The Lawyer Africa Elite 2014 features an in-depth look at 46 leading independent firms’ strategies in 15 key sub-Saharan jurisdictions, as well as the views of in-house counsel from some of Africa’s largest companies... Read more
This year, The Lawyer’s annual ranking of the largest UK law firms by turnover is available as an interactive, digital benchmarking tool. For the first time this will allow you to manipulate each data set against the metrics of your choice.
Robert Ian Corteen, 42, admitted 1985, practising at material time in partnership of Lewis & Dick of Ewell and Sutton, struck off and ordered to pay £980 costs. Allegations substantiated he was convicted at Snaresbrook Crown Court in July 1996 of 10 counts of procuring execution of a valuable security by deception, and was jailed for 12 months. Tribunal was told that Corteen was involved in mortgage fraud masterminded by one of his co-defendants. Fraud had involved purchase and sub-purchase of exclusive properties in London. Alleged that Corteen must have known of the fraud and that he had acted for both vendor and purchaser in some cases where both vendor and purchaser were fictitious characters. Tribunal said it was clear Corteen had fallen into the trap of going along with a fraudulent client.
Paul Andrew Bradford, 46, admitted 1976, practising at material time as Paul Bradford & Co, Bristol, with offices at Bedminster, Bristol and Taunton, fined £500. Allegations substantiated he failed to keep proper accounts and wrongly drew client money.

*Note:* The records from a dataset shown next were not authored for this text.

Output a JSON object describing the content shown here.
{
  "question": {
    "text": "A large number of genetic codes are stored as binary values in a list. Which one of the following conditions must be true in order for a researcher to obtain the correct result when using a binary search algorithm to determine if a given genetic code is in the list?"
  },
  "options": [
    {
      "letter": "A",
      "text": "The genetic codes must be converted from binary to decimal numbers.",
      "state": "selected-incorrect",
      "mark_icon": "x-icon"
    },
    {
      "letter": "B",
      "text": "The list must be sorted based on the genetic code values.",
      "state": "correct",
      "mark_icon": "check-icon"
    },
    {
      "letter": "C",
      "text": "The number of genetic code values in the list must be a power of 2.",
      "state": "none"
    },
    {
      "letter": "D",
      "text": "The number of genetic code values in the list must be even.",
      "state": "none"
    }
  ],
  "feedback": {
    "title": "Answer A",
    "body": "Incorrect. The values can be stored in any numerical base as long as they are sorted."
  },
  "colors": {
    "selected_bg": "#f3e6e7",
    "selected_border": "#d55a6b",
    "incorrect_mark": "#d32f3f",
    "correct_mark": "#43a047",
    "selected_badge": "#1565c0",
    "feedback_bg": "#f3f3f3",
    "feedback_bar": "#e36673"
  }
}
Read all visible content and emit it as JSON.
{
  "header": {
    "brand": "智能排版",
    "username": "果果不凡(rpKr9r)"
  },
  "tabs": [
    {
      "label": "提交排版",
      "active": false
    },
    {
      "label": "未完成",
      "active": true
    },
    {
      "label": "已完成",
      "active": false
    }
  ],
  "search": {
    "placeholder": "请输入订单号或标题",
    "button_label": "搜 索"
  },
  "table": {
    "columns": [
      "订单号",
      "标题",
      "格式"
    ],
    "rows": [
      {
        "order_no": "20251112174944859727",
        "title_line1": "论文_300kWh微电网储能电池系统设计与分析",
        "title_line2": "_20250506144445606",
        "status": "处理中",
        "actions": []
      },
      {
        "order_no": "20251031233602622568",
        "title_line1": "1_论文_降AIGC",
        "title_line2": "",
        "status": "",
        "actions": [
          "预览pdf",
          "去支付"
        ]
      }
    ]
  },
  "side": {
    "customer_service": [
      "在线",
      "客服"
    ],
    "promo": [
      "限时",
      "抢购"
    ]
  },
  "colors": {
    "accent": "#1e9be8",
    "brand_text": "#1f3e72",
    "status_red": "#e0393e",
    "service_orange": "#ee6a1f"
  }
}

Rodney Hylton-Potts, 52, admitted 1969, practising at material time on his own account in Knightsbridge, London, struck off. Allegations substantiated he was convicted at Southwark Crown Court on 12 July 1996 of four counts of conspiracy to defraud and was jailed for five years on each. He was additionally disqualified under the Company Directors Disqualification Act 1986 for seven years. Tribunal told offences were committed in the course of a mortgage fraud. Hylton-Potts was tried with two co-defendants and said by the trial judge to be a "ruined man". Hylton-Potts has disposed of his practice, but 15 applications against the Law Society Compensation Fund totalling some £60,000 are said to be pending. In a letter before Tribunal, Hylton-Potts said he had entered an insolvency arrangement and had been sued by the bank against whom the fraud had been perpetrated for £800,000.